'While technically the dead do not receive benefits,' said a spokeswoman for the Department of Work and Pensions, 'they do take up hundreds of thousands of acres of prime real estate all over the country which is a benefit in itself and one inaccessible by the living. Graveyards will now be sold off and redeveloped as luxury housing accessible by anyone who can afford it which is much fairer.'
There are some professions that will receive a considerable boost in having a percentage of their workforce made up of corpses who have no souls or enthusiasm with teaching seen as an especially good fit however in some areas the dead are expected to have a harder time readjusting.
'It has been vouchsafed to me that a Frenchman is no longer mine enemy but my brother,' said Colonel John Mudge a six hundred and seven year old veteran of the Hundred Years War. 'And whyfore doth the Crown Prince prate nonsense of plants and buildings and not lead his troops into battle? I like it not.'
The world of politics is also proving to be a tough one for the dead to re-enter though the problem there is one of reluctance to work with the living. 'It's been chaos,' said a Cabinet insider. 'Within in five minutes of meeting Micheal Gove, Rab Butler started throwing things and every time he sees Nick Clegg, David Lloyd George just laughs and laughs.'

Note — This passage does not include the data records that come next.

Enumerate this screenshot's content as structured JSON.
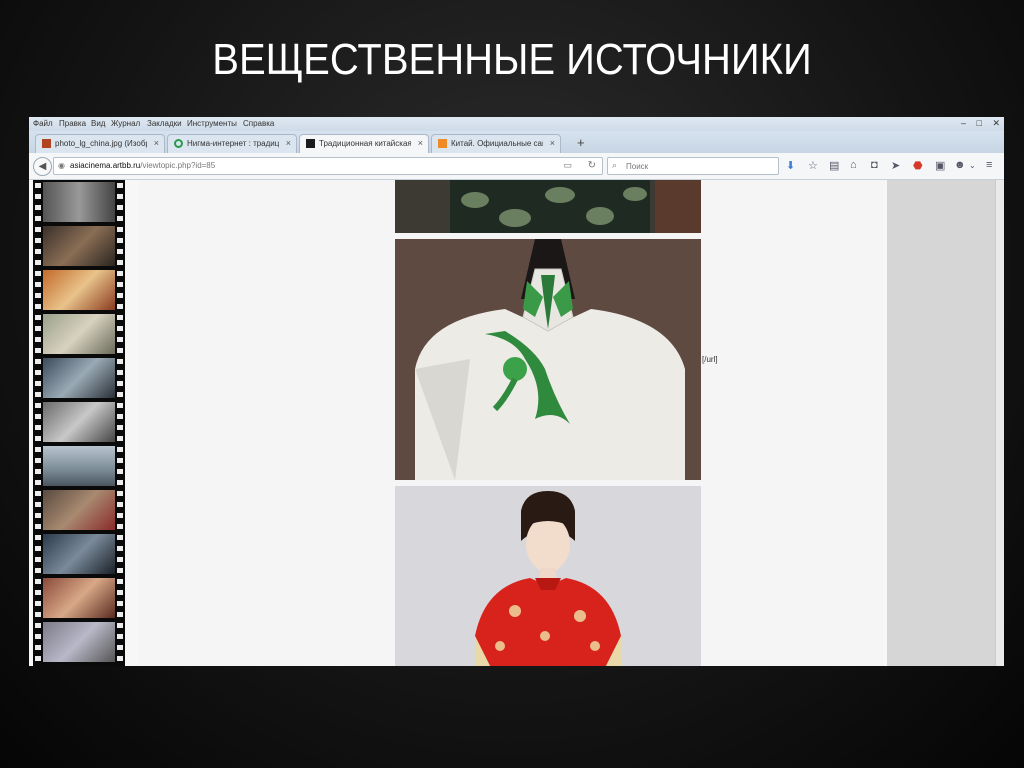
{
  "slide": {
    "title": "ВЕЩЕСТВЕННЫЕ ИСТОЧНИКИ"
  },
  "menu": [
    "Файл",
    "Правка",
    "Вид",
    "Журнал",
    "Закладки",
    "Инструменты",
    "Справка"
  ],
  "tabs": [
    {
      "label": "photo_lg_china.jpg (Изобр...",
      "close": "×",
      "active": false
    },
    {
      "label": "Нигма-интернет : традиц...",
      "close": "×",
      "active": false
    },
    {
      "label": "Традиционная китайская...",
      "close": "×",
      "active": true
    },
    {
      "label": "Китай. Официальные сай...",
      "close": "×",
      "active": false
    }
  ],
  "new_tab": "+",
  "address": {
    "domain": "asiacinema.artbb.ru",
    "path": "/viewtopic.php?id=85"
  },
  "search": {
    "placeholder": "Поиск"
  },
  "page": {
    "url_tag": "[/url]"
  },
  "colors": {
    "accent_blue": "#3b7dd8",
    "abp_red": "#d43a2a"
  }
}
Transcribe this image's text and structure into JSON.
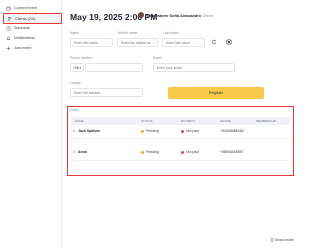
{
  "sidebar": {
    "items": [
      {
        "label": "Current event",
        "icon": "calendar-icon"
      },
      {
        "label": "Clients (2/6)",
        "icon": "people-icon",
        "active": true
      },
      {
        "label": "Schedule",
        "icon": "clock-icon"
      },
      {
        "label": "Notifications",
        "icon": "bell-icon"
      },
      {
        "label": "Join event",
        "icon": "plus-icon"
      }
    ]
  },
  "header": {
    "date_time": "May 19, 2025 2:00 PM",
    "trainer_name": "Yoga trainer Sofia Alessandro",
    "trainer_suffix": "Owner"
  },
  "form": {
    "name_label": "Name",
    "name_placeholder": "Enter first name",
    "middle_label": "Middle name",
    "middle_placeholder": "Enter the middle na",
    "last_label": "Last name",
    "last_placeholder": "Enter last name",
    "phone_label": "Phone number",
    "phone_prefix": "+38",
    "email_label": "Email",
    "email_placeholder": "Enter your email",
    "loyalty_label": "Loyalty",
    "loyalty_placeholder": "Enter the number",
    "register_label": "Register"
  },
  "clients": {
    "title": "Clients",
    "columns": [
      "NAME",
      "STATUS",
      "PAYMENT",
      "PHONE",
      "MEMBERSHIP"
    ],
    "rows": [
      {
        "name": "Jack Spillson",
        "status": "Pending",
        "payment": "Not paid",
        "phone": "+31934484418",
        "membership": ""
      },
      {
        "name": "Anna",
        "status": "Pending",
        "payment": "Not paid",
        "phone": "+38934415597",
        "membership": ""
      }
    ]
  },
  "footer": {
    "device_mode": "Device mode"
  },
  "colors": {
    "accent": "#f7c948",
    "highlight_border": "#e53935",
    "pending": "#f2b134",
    "not_paid": "#e24b4b"
  }
}
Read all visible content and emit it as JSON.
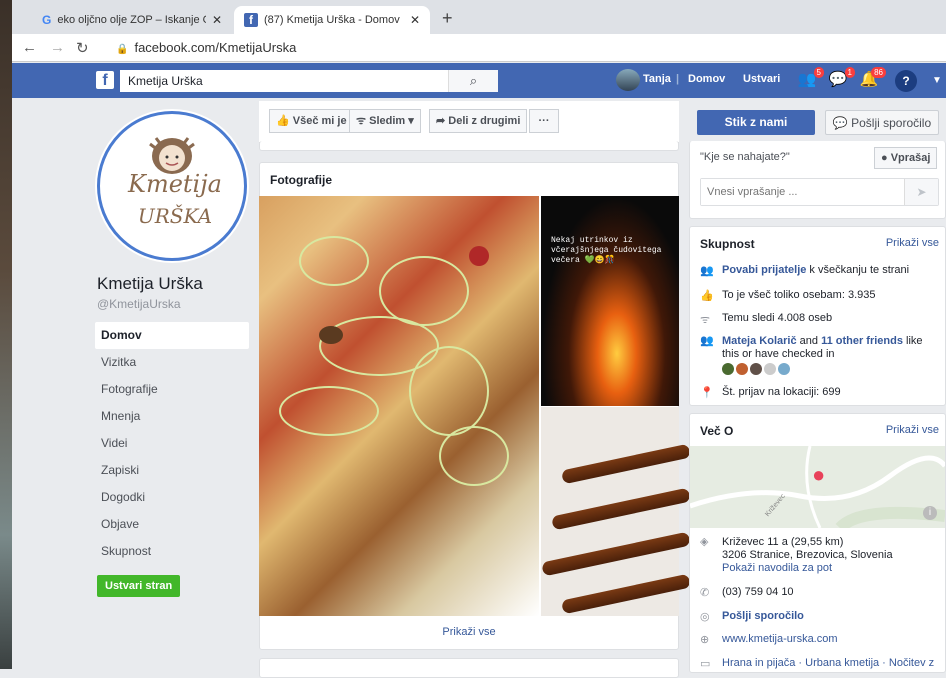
{
  "browser": {
    "tabs": [
      {
        "title": "eko oljčno olje ZOP – Iskanje Go",
        "favicon": "google-icon"
      },
      {
        "title": "(87) Kmetija Urška - Domov",
        "favicon": "facebook-icon"
      }
    ],
    "url": "facebook.com/KmetijaUrska"
  },
  "fb_header": {
    "search_value": "Kmetija Urška",
    "user_name": "Tanja",
    "nav_home": "Domov",
    "nav_create": "Ustvari",
    "badges": {
      "friends": "5",
      "messages": "1",
      "notifications": "86"
    }
  },
  "page": {
    "name": "Kmetija Urška",
    "username": "@KmetijaUrska",
    "logo_text_1": "Kmetija",
    "logo_text_2": "URŠKA",
    "nav": [
      "Domov",
      "Vizitka",
      "Fotografije",
      "Mnenja",
      "Videi",
      "Zapiski",
      "Dogodki",
      "Objave",
      "Skupnost"
    ],
    "create_page": "Ustvari stran"
  },
  "actions": {
    "like": "Všeč mi je",
    "follow": "Sledim",
    "share": "Deli z drugimi",
    "more": "···"
  },
  "photos": {
    "title": "Fotografije",
    "fire_caption": "Nekaj utrinkov iz včerajšnjega čudovitega večera 💚😄🎊",
    "show_all": "Prikaži vse"
  },
  "right": {
    "contact_button": "Stik z nami",
    "message_button": "Pošlji sporočilo",
    "question_prompt": "\"Kje se nahajate?\"",
    "ask_button": "Vprašaj",
    "question_placeholder": "Vnesi vprašanje ...",
    "community": {
      "title": "Skupnost",
      "show_all": "Prikaži vse",
      "invite_link": "Povabi prijatelje",
      "invite_text": " k všečkanju te strani",
      "likes": "To je všeč toliko osebam: 3.935",
      "followers": "Temu sledi 4.008 oseb",
      "friend_name": "Mateja Kolarič",
      "friend_and": " and ",
      "friend_others": "11 other friends",
      "friend_suffix": " like this or have checked in",
      "checkins": "Št. prijav na lokaciji: 699"
    },
    "about": {
      "title": "Več O",
      "show_all": "Prikaži vse",
      "map_road": "Križevec",
      "address_line1": "Križevec 11 a (29,55 km)",
      "address_line2": "3206 Stranice, Brezovica, Slovenia",
      "directions": "Pokaži navodila za pot",
      "phone": "(03) 759 04 10",
      "send_message": "Pošlji sporočilo",
      "website": "www.kmetija-urska.com",
      "category": "Hrana in pijača · Urbana kmetija · Nočitev z"
    }
  }
}
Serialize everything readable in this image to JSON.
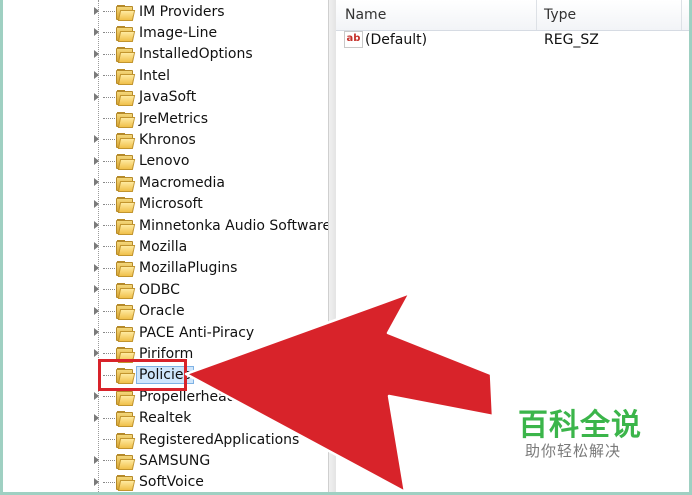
{
  "tree": {
    "items": [
      {
        "label": "IM Providers",
        "expandable": true
      },
      {
        "label": "Image-Line",
        "expandable": true
      },
      {
        "label": "InstalledOptions",
        "expandable": true
      },
      {
        "label": "Intel",
        "expandable": true
      },
      {
        "label": "JavaSoft",
        "expandable": true
      },
      {
        "label": "JreMetrics",
        "expandable": false
      },
      {
        "label": "Khronos",
        "expandable": true
      },
      {
        "label": "Lenovo",
        "expandable": true
      },
      {
        "label": "Macromedia",
        "expandable": true
      },
      {
        "label": "Microsoft",
        "expandable": true
      },
      {
        "label": "Minnetonka Audio Software",
        "expandable": true
      },
      {
        "label": "Mozilla",
        "expandable": true
      },
      {
        "label": "MozillaPlugins",
        "expandable": true
      },
      {
        "label": "ODBC",
        "expandable": true
      },
      {
        "label": "Oracle",
        "expandable": true
      },
      {
        "label": "PACE Anti-Piracy",
        "expandable": true
      },
      {
        "label": "Piriform",
        "expandable": true
      },
      {
        "label": "Policies",
        "expandable": false,
        "selected": true
      },
      {
        "label": "Propellerhead",
        "expandable": true
      },
      {
        "label": "Realtek",
        "expandable": true
      },
      {
        "label": "RegisteredApplications",
        "expandable": false
      },
      {
        "label": "SAMSUNG",
        "expandable": true
      },
      {
        "label": "SoftVoice",
        "expandable": true
      }
    ]
  },
  "list": {
    "columns": {
      "name": "Name",
      "type": "Type"
    },
    "rows": [
      {
        "icon": "ab",
        "name": "(Default)",
        "type": "REG_SZ"
      }
    ]
  },
  "annotation": {
    "arrow_color": "#d8232a",
    "highlight_color": "#d8232a"
  },
  "watermark": {
    "title": "百科全说",
    "subtitle": "助你轻松解决"
  }
}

There were no witnesses to the meeting between David Cameron and Sir Winston Churchill but Mr Cameron's office insist that it was 'extremely productive' and that the two men both held each other 'in great esteem' and strongly denied that Cameron being rushed to hospital immediately afterwards to have a badly broken jaw rewired and a stapler removed from his arse was anything other than coincidence.